• Aim of the exercise: Identify all lines below that hold "label" and collect them.

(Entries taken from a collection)

━━━━━━━━━━━━━━━━━━━━

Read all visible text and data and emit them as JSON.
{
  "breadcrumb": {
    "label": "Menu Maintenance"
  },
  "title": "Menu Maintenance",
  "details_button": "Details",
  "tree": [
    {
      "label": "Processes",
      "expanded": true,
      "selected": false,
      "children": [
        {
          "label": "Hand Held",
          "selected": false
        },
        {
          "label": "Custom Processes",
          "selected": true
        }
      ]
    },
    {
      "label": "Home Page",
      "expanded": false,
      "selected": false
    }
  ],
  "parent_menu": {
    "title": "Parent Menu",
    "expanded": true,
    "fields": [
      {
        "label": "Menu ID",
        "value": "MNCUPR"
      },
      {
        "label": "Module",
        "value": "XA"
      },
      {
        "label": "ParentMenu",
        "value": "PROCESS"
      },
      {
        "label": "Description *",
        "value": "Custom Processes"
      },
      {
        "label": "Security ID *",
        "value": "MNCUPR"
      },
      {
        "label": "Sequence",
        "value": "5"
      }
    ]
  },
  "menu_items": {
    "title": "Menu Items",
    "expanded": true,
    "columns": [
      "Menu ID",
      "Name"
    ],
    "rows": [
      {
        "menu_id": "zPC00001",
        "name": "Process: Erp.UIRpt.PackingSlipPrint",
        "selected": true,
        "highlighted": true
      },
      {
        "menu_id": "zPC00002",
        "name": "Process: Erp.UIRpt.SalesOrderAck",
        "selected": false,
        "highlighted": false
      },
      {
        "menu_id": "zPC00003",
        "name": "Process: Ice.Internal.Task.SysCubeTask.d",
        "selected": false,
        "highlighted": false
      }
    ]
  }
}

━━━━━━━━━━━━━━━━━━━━

• Expected answer:
    "label": "Menu Maintenance"
      "label": "Processes",
          "label": "Hand Held",
          "label": "Custom Processes",
      "label": "Home Page",
        "label": "Menu ID",
        "label": "Module",
        "label": "ParentMenu",
        "label": "Description *",
        "label": "Security ID *",
        "label": "Sequence",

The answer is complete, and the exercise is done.